Exercise objective =
Each line below must be reproduced exactly, though the pictures are to be dropped.
"""
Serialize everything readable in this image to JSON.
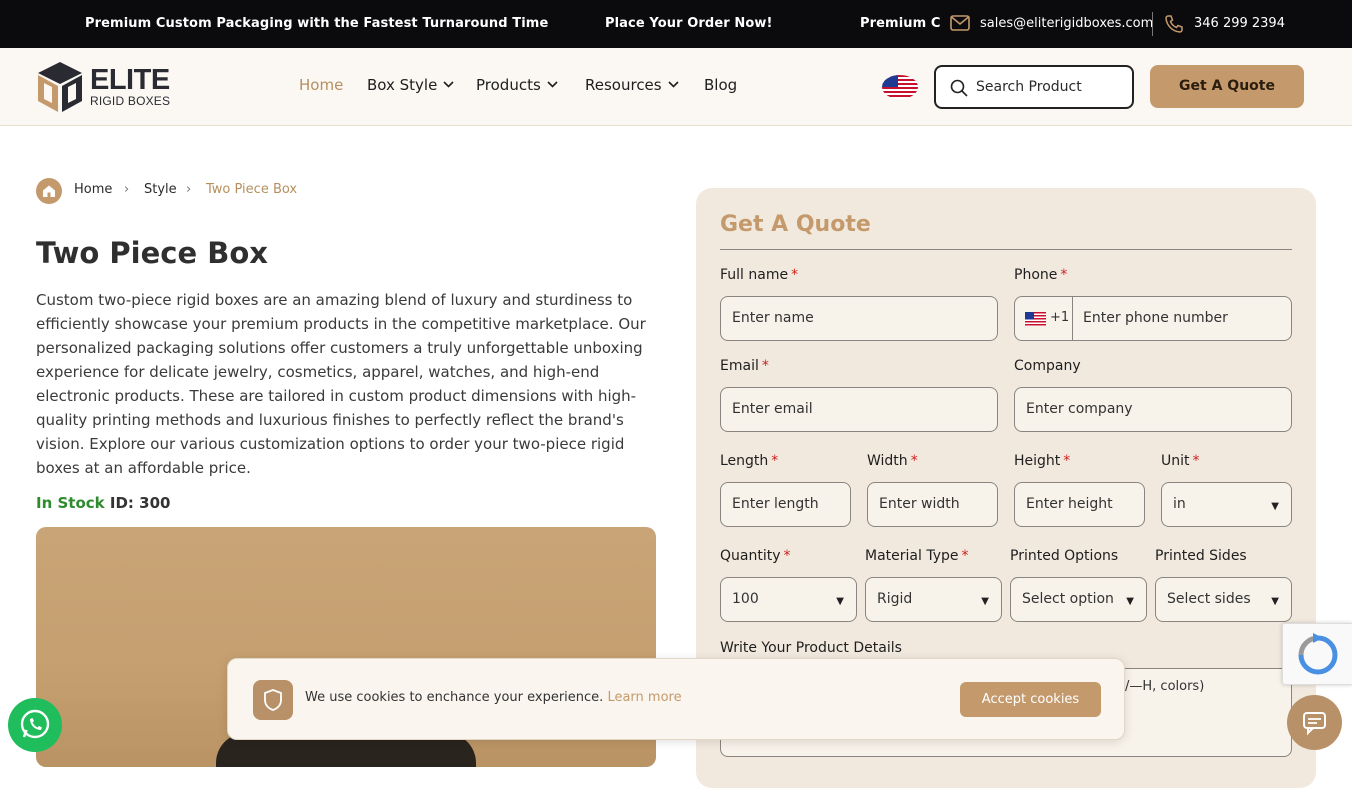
{
  "topbar": {
    "marquee": [
      "Premium Custom Packaging with the Fastest Turnaround Time",
      "Place Your Order Now!",
      "Premium Custom Packaging with the Fastest Turnaround Time"
    ],
    "email": "sales@eliterigidboxes.com",
    "phone": "346 299 2394"
  },
  "header": {
    "logo_name": "ELITE",
    "logo_sub": "RIGID BOXES",
    "nav": [
      {
        "label": "Home",
        "active": true
      },
      {
        "label": "Box Style",
        "dropdown": true
      },
      {
        "label": "Products",
        "dropdown": true
      },
      {
        "label": "Resources",
        "dropdown": true
      },
      {
        "label": "Blog"
      }
    ],
    "search_label": "Search Product",
    "quote_button": "Get A Quote"
  },
  "breadcrumb": {
    "items": [
      "Home",
      "Style",
      "Two Piece Box"
    ]
  },
  "product": {
    "title": "Two Piece Box",
    "description": "Custom two-piece rigid boxes are an amazing blend of luxury and sturdiness to efficiently showcase your premium products in the competitive marketplace. Our personalized packaging solutions offer customers a truly unforgettable unboxing experience for delicate jewelry, cosmetics, apparel, watches, and high-end electronic products. These are tailored in custom product dimensions with high-quality printing methods and luxurious finishes to perfectly reflect the brand's vision. Explore our various customization options to order your two-piece rigid boxes at an affordable price.",
    "stock": "In Stock",
    "id_label": "ID: 300"
  },
  "quote_form": {
    "title": "Get A Quote",
    "full_name": {
      "label": "Full name",
      "placeholder": "Enter name"
    },
    "phone": {
      "label": "Phone",
      "code": "+1",
      "placeholder": "Enter phone number"
    },
    "email": {
      "label": "Email",
      "placeholder": "Enter email"
    },
    "company": {
      "label": "Company",
      "placeholder": "Enter company"
    },
    "length": {
      "label": "Length",
      "placeholder": "Enter length"
    },
    "width": {
      "label": "Width",
      "placeholder": "Enter width"
    },
    "height": {
      "label": "Height",
      "placeholder": "Enter height"
    },
    "unit": {
      "label": "Unit",
      "value": "in"
    },
    "quantity": {
      "label": "Quantity",
      "value": "100"
    },
    "material": {
      "label": "Material Type",
      "value": "Rigid"
    },
    "printed_options": {
      "label": "Printed Options",
      "value": "Select option"
    },
    "printed_sides": {
      "label": "Printed Sides",
      "value": "Select sides"
    },
    "details": {
      "label": "Write Your Product Details",
      "placeholder_visible": "/—H, colors)"
    }
  },
  "cookie": {
    "text": "We use cookies to enchance your experience.",
    "learn_more": "Learn more",
    "accept": "Accept cookies"
  },
  "colors": {
    "accent": "#c49a6c",
    "dark": "#0b0b0e",
    "required": "#cc1f1f",
    "stock": "#2e8b2e"
  }
}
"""
Result of this exercise =
Serialize everything readable in this image to JSON.
{
  "topbar": {
    "marquee": [
      "Premium Custom Packaging with the Fastest Turnaround Time",
      "Place Your Order Now!",
      "Premium Custom Packaging with the Fastest Turnaround Time"
    ],
    "email": "sales@eliterigidboxes.com",
    "phone": "346 299 2394"
  },
  "header": {
    "logo_name": "ELITE",
    "logo_sub": "RIGID BOXES",
    "nav": [
      {
        "label": "Home",
        "active": true
      },
      {
        "label": "Box Style",
        "dropdown": true
      },
      {
        "label": "Products",
        "dropdown": true
      },
      {
        "label": "Resources",
        "dropdown": true
      },
      {
        "label": "Blog"
      }
    ],
    "search_label": "Search Product",
    "quote_button": "Get A Quote"
  },
  "breadcrumb": {
    "items": [
      "Home",
      "Style",
      "Two Piece Box"
    ]
  },
  "product": {
    "title": "Two Piece Box",
    "description": "Custom two-piece rigid boxes are an amazing blend of luxury and sturdiness to efficiently showcase your premium products in the competitive marketplace. Our personalized packaging solutions offer customers a truly unforgettable unboxing experience for delicate jewelry, cosmetics, apparel, watches, and high-end electronic products. These are tailored in custom product dimensions with high-quality printing methods and luxurious finishes to perfectly reflect the brand's vision. Explore our various customization options to order your two-piece rigid boxes at an affordable price.",
    "stock": "In Stock",
    "id_label": "ID: 300"
  },
  "quote_form": {
    "title": "Get A Quote",
    "full_name": {
      "label": "Full name",
      "placeholder": "Enter name"
    },
    "phone": {
      "label": "Phone",
      "code": "+1",
      "placeholder": "Enter phone number"
    },
    "email": {
      "label": "Email",
      "placeholder": "Enter email"
    },
    "company": {
      "label": "Company",
      "placeholder": "Enter company"
    },
    "length": {
      "label": "Length",
      "placeholder": "Enter length"
    },
    "width": {
      "label": "Width",
      "placeholder": "Enter width"
    },
    "height": {
      "label": "Height",
      "placeholder": "Enter height"
    },
    "unit": {
      "label": "Unit",
      "value": "in"
    },
    "quantity": {
      "label": "Quantity",
      "value": "100"
    },
    "material": {
      "label": "Material Type",
      "value": "Rigid"
    },
    "printed_options": {
      "label": "Printed Options",
      "value": "Select option"
    },
    "printed_sides": {
      "label": "Printed Sides",
      "value": "Select sides"
    },
    "details": {
      "label": "Write Your Product Details",
      "placeholder_visible": "/—H, colors)"
    }
  },
  "cookie": {
    "text": "We use cookies to enchance your experience.",
    "learn_more": "Learn more",
    "accept": "Accept cookies"
  },
  "colors": {
    "accent": "#c49a6c",
    "dark": "#0b0b0e",
    "required": "#cc1f1f",
    "stock": "#2e8b2e"
  }
}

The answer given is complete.